● **WHAT IS REQUIRED**
Go through the listing below. Copy each line that has the string "this".

● **GIVEN ENTRIES**

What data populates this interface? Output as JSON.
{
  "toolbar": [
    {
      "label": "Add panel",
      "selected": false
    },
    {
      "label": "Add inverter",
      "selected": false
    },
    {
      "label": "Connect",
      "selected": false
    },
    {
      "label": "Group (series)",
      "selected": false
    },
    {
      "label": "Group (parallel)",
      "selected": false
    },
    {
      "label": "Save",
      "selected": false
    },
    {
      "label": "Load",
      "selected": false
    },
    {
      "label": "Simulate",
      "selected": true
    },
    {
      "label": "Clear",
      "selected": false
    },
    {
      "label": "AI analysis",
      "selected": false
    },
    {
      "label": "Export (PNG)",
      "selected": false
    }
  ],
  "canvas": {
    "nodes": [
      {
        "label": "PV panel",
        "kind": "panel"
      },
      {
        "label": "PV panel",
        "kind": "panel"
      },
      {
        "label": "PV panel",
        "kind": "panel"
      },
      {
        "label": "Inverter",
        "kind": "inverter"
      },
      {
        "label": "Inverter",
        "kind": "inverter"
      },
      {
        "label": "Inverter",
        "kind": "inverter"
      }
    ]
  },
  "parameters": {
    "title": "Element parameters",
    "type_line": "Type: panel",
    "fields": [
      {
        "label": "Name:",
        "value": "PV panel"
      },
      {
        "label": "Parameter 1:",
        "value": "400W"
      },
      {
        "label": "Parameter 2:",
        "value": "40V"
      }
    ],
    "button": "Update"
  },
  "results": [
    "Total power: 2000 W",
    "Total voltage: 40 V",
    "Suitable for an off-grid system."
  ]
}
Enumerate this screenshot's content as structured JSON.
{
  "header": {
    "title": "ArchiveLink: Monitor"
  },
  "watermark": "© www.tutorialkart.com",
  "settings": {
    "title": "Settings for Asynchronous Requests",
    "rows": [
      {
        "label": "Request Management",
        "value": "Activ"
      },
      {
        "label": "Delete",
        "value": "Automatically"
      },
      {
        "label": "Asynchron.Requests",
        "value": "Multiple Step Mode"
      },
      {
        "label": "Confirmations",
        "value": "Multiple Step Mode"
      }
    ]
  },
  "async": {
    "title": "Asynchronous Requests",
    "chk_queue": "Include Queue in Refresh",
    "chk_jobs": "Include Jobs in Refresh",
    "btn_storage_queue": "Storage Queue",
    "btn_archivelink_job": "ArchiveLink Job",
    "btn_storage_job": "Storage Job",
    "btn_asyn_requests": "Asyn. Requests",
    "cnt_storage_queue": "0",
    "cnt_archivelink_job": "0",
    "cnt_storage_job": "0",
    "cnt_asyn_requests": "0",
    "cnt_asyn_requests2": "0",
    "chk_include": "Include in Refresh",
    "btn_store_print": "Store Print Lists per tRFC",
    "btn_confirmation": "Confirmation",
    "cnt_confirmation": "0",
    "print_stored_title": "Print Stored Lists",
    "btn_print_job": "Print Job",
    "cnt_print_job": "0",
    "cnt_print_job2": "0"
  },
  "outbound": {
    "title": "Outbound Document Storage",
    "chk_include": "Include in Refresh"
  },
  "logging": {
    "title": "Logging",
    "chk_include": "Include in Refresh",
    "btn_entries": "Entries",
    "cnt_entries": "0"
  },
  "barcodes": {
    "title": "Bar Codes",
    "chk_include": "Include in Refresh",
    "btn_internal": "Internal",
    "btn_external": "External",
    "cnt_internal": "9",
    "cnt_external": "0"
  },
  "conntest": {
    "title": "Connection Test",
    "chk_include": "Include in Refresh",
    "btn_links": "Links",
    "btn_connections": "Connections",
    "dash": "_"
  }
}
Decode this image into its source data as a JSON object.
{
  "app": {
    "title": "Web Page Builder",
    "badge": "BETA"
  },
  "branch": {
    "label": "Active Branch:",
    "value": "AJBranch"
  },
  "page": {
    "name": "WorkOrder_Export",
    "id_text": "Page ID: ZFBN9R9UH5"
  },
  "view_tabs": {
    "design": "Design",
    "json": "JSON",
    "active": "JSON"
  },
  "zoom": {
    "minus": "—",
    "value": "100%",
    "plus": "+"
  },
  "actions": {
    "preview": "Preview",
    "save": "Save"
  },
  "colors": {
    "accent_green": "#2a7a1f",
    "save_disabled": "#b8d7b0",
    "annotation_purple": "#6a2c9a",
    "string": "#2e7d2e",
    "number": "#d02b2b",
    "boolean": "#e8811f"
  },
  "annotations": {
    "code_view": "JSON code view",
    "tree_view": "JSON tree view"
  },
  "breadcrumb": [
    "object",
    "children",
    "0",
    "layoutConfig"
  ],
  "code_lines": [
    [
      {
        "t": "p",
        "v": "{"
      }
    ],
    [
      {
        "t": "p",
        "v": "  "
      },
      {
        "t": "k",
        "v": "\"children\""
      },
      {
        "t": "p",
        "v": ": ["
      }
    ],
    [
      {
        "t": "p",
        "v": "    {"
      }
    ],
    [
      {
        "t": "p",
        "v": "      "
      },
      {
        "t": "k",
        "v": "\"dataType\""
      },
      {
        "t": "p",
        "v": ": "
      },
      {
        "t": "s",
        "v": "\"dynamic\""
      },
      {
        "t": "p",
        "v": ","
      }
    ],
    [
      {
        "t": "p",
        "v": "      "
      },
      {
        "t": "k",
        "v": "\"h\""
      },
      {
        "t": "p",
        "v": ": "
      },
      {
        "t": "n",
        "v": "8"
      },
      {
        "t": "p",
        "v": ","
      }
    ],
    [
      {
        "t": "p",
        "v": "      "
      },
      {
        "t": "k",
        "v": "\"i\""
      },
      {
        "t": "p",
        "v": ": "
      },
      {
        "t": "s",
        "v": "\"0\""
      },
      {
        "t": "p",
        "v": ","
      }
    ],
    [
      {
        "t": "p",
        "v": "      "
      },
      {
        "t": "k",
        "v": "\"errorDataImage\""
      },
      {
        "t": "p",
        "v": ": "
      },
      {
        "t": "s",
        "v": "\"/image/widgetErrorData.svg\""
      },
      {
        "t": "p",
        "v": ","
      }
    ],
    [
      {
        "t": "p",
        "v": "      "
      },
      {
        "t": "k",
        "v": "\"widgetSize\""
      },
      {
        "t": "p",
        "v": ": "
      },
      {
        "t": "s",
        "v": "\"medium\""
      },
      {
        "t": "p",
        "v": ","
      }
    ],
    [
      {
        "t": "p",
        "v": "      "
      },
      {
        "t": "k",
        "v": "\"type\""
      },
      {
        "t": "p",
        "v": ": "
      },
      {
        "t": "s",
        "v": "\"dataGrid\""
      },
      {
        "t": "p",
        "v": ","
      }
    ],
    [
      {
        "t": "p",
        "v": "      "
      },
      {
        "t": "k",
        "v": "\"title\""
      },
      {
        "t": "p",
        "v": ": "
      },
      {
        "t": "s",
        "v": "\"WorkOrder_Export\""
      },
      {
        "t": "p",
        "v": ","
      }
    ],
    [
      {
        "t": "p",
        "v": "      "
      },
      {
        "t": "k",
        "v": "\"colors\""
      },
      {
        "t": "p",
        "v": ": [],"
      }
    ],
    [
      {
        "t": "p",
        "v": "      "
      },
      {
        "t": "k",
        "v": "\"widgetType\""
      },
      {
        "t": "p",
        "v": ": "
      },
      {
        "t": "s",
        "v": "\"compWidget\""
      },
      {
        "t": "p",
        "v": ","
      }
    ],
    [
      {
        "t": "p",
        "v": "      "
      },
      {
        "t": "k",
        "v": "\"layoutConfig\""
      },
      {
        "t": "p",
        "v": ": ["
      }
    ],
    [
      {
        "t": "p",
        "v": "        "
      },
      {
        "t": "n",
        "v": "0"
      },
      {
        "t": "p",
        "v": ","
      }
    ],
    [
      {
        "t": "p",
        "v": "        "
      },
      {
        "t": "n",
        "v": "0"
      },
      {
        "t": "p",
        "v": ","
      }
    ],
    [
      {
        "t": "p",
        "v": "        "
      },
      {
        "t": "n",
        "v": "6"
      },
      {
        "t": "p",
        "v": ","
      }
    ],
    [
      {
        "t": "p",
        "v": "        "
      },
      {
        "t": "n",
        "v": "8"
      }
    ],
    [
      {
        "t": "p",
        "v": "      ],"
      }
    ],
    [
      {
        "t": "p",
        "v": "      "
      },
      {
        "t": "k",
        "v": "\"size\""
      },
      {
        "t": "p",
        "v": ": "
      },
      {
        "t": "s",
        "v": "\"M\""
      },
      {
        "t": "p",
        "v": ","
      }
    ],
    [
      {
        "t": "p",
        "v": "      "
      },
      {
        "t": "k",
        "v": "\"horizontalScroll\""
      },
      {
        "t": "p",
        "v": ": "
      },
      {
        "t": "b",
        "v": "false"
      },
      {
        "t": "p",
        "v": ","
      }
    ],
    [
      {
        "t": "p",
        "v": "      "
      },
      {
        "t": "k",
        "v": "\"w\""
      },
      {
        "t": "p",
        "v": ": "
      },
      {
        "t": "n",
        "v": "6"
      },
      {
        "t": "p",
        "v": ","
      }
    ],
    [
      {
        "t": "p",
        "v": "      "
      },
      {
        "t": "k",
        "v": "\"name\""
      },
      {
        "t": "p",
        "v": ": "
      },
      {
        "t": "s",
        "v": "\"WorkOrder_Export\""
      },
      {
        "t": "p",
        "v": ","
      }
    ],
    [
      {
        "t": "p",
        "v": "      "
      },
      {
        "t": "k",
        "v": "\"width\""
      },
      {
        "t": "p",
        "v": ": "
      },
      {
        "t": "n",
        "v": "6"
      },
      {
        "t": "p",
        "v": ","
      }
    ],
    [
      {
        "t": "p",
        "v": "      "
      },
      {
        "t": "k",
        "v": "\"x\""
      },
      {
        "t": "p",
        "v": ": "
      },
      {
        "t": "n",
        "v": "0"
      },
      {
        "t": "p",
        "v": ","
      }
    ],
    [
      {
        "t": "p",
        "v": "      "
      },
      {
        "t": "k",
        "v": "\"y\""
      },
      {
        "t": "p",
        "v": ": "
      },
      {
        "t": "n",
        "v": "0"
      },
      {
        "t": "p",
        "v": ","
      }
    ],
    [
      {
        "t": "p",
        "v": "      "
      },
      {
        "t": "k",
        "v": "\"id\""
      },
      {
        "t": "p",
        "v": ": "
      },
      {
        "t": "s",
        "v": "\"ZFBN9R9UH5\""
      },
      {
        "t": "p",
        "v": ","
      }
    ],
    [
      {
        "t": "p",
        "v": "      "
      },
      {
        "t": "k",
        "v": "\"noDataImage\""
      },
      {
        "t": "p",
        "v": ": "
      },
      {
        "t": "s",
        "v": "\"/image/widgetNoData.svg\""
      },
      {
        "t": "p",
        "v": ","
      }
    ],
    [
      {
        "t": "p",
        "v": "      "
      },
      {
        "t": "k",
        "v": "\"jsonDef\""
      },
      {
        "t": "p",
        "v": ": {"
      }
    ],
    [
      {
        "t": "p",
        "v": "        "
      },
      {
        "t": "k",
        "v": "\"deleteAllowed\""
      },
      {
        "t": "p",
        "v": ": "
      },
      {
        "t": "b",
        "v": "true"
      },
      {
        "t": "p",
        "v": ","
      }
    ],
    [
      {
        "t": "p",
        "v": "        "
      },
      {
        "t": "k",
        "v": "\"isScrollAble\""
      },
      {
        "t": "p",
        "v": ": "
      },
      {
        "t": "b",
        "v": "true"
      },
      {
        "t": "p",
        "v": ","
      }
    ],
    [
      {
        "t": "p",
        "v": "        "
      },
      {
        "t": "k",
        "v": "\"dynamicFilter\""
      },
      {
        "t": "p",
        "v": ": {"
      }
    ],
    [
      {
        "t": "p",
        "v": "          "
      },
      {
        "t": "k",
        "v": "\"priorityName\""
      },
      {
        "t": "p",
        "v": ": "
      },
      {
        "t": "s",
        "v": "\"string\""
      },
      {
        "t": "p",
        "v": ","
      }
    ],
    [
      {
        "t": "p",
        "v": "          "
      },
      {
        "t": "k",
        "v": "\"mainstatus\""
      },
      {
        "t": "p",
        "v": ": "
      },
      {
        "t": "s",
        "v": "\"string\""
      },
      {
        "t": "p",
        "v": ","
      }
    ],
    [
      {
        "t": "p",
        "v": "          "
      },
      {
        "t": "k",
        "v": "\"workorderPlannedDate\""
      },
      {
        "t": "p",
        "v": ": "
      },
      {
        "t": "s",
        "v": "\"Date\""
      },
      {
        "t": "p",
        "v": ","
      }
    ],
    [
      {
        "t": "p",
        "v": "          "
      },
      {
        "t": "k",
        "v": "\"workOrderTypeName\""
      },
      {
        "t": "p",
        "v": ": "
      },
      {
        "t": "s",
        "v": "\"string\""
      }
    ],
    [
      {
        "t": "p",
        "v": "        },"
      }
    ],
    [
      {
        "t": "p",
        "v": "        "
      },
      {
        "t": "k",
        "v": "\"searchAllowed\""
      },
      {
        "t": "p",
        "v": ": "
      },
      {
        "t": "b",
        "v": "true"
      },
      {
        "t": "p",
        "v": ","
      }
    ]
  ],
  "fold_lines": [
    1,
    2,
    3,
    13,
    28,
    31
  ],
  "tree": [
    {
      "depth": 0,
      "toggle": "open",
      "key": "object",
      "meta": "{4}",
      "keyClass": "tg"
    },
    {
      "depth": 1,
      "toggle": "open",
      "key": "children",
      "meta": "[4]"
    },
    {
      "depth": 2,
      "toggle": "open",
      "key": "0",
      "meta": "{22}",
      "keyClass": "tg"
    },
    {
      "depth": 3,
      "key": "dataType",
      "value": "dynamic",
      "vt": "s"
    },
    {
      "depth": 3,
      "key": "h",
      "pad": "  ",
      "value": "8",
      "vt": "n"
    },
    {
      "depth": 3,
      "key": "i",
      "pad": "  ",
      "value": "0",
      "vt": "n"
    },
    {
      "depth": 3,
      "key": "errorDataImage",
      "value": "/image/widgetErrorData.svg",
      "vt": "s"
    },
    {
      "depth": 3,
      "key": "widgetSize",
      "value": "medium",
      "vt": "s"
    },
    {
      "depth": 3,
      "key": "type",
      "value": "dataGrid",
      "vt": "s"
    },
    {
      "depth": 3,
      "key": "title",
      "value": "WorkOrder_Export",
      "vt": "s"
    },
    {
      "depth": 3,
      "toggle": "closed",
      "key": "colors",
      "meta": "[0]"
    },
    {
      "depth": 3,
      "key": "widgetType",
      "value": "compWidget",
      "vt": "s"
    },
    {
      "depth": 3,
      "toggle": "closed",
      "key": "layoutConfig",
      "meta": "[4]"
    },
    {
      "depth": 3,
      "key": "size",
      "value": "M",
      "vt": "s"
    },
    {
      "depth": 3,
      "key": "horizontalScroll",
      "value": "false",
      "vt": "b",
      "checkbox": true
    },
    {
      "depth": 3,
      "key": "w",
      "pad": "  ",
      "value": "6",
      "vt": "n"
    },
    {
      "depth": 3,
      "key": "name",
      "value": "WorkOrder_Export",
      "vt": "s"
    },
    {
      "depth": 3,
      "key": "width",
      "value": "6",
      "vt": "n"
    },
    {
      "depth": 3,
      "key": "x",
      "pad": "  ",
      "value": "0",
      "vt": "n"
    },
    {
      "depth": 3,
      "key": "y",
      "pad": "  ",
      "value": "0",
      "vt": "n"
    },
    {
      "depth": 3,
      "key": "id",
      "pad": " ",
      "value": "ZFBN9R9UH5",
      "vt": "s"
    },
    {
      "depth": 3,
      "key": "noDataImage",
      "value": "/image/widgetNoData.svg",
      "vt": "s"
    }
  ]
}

● **OUTPUT OF THE EXERCISE**
What data populates this interface? Output as JSON.
Enumerate this screenshot's content as structured JSON.
Decode this image into its source data as a JSON object.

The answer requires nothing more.